#### What this task involves:
Copy out each line featuring the string "Mishafi" from the entries beneath.
(Beginning of Material provided)
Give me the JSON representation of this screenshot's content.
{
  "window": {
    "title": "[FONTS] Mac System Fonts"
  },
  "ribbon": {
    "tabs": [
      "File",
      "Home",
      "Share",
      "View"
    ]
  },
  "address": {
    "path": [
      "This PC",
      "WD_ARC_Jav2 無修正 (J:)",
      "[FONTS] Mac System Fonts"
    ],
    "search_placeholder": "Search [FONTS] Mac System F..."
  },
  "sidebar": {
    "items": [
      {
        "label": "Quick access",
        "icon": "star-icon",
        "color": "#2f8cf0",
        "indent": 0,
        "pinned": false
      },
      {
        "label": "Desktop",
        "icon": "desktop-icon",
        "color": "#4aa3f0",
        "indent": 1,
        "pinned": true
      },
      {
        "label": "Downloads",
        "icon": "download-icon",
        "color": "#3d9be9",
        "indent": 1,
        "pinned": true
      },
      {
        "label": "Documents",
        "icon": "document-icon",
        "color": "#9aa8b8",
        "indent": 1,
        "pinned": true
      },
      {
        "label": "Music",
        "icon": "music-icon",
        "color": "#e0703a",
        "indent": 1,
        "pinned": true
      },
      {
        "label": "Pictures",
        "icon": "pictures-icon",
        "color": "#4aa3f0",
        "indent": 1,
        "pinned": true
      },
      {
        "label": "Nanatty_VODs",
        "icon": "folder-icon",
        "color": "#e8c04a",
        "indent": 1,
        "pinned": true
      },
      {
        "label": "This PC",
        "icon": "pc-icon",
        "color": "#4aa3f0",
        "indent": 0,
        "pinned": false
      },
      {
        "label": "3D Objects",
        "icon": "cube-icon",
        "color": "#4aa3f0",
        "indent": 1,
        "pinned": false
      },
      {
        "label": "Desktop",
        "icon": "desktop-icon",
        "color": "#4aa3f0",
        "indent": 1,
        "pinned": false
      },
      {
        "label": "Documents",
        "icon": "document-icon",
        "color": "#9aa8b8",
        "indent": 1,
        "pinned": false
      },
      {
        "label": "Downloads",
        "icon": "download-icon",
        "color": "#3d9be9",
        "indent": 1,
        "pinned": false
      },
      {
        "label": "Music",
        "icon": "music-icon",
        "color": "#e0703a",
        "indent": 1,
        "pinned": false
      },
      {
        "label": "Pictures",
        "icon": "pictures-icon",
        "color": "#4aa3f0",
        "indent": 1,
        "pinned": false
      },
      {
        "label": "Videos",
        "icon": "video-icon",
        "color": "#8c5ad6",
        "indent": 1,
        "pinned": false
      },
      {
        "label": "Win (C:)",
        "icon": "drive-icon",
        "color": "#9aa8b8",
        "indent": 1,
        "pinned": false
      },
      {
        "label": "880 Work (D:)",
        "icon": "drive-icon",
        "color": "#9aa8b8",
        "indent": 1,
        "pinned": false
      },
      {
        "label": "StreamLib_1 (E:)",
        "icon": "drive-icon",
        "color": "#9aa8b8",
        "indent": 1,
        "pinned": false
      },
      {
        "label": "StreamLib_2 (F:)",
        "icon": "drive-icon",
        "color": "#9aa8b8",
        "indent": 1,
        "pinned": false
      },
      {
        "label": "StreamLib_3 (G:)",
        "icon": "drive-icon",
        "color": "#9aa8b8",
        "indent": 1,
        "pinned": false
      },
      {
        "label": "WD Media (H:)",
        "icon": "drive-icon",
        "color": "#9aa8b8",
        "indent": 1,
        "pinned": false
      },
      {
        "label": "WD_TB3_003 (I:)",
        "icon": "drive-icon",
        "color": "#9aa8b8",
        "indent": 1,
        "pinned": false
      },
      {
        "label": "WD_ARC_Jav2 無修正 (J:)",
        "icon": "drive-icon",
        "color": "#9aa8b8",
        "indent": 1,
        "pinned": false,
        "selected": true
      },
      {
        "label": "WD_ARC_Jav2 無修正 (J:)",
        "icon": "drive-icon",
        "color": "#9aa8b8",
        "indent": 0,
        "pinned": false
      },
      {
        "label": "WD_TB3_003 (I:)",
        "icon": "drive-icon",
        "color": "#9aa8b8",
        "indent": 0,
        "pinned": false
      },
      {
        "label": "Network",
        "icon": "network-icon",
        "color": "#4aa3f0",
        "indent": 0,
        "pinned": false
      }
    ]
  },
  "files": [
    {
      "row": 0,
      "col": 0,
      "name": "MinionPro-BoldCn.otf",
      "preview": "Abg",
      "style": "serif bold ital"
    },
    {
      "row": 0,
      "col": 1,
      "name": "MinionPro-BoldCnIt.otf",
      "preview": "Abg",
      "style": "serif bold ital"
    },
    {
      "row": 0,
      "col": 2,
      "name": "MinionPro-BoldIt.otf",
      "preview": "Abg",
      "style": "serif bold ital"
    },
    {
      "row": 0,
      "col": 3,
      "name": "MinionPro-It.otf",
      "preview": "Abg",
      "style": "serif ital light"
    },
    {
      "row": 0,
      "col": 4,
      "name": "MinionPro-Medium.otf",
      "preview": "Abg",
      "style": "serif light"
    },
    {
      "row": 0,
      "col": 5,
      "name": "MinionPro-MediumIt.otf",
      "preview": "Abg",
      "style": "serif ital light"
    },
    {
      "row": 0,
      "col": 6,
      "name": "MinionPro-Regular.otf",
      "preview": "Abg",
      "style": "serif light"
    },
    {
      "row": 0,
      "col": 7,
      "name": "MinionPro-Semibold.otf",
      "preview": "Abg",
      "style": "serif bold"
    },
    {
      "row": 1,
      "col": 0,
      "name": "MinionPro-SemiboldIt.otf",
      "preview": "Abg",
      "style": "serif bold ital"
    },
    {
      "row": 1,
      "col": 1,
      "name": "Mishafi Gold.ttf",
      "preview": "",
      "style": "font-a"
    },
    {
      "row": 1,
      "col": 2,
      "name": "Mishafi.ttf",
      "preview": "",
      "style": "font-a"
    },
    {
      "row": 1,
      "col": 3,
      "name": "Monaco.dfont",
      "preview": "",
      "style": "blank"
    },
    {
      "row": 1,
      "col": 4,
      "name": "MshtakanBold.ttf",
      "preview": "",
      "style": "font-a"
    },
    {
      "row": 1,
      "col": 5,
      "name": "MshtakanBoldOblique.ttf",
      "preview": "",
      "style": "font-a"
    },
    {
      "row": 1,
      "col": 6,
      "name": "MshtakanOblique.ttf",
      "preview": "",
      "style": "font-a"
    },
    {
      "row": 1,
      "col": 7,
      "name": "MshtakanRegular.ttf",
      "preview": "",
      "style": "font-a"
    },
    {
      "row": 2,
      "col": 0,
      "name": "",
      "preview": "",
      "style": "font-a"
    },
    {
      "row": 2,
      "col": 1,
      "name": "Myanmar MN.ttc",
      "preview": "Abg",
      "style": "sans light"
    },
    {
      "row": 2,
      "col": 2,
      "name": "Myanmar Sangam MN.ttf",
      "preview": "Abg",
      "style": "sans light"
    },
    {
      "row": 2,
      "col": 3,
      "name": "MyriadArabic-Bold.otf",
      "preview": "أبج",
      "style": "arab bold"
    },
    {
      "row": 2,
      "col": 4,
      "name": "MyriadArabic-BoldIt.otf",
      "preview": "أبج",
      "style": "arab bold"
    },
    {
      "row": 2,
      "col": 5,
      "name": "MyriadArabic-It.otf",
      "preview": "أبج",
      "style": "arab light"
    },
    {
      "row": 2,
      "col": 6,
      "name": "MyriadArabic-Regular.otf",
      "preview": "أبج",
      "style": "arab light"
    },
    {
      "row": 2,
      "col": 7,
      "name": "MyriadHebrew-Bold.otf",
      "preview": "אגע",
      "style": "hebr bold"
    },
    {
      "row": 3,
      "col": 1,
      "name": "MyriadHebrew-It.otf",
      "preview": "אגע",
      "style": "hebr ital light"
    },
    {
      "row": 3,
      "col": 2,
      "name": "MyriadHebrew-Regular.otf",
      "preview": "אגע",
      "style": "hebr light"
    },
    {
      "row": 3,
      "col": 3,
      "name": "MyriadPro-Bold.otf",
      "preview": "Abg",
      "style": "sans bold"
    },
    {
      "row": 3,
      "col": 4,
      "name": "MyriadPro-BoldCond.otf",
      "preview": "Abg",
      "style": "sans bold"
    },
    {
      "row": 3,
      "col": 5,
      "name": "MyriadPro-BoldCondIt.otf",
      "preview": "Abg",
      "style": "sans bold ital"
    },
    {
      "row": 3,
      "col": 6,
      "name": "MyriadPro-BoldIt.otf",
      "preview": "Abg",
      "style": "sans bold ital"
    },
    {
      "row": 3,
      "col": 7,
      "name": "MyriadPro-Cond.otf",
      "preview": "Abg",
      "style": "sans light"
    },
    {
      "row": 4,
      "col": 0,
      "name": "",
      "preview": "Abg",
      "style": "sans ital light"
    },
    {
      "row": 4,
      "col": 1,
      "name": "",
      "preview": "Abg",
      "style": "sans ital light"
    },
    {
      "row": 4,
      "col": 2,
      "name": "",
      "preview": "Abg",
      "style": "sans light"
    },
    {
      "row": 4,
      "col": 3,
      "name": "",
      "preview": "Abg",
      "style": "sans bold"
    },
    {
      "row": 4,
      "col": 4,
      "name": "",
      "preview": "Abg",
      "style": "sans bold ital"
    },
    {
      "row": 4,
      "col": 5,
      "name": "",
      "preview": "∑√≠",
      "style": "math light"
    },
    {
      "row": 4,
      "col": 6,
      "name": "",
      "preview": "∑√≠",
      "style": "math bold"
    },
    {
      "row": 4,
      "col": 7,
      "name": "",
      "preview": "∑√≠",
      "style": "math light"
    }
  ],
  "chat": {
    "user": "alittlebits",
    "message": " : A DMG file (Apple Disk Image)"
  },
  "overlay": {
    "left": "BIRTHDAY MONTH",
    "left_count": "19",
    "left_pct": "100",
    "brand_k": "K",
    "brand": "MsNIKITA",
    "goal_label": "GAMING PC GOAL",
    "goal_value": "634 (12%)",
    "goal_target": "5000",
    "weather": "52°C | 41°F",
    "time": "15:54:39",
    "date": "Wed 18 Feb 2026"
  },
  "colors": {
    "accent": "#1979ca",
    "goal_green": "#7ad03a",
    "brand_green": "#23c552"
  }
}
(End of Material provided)
#### Result for this task:
      "name": "Mishafi Gold.ttf",
      "name": "Mishafi.ttf",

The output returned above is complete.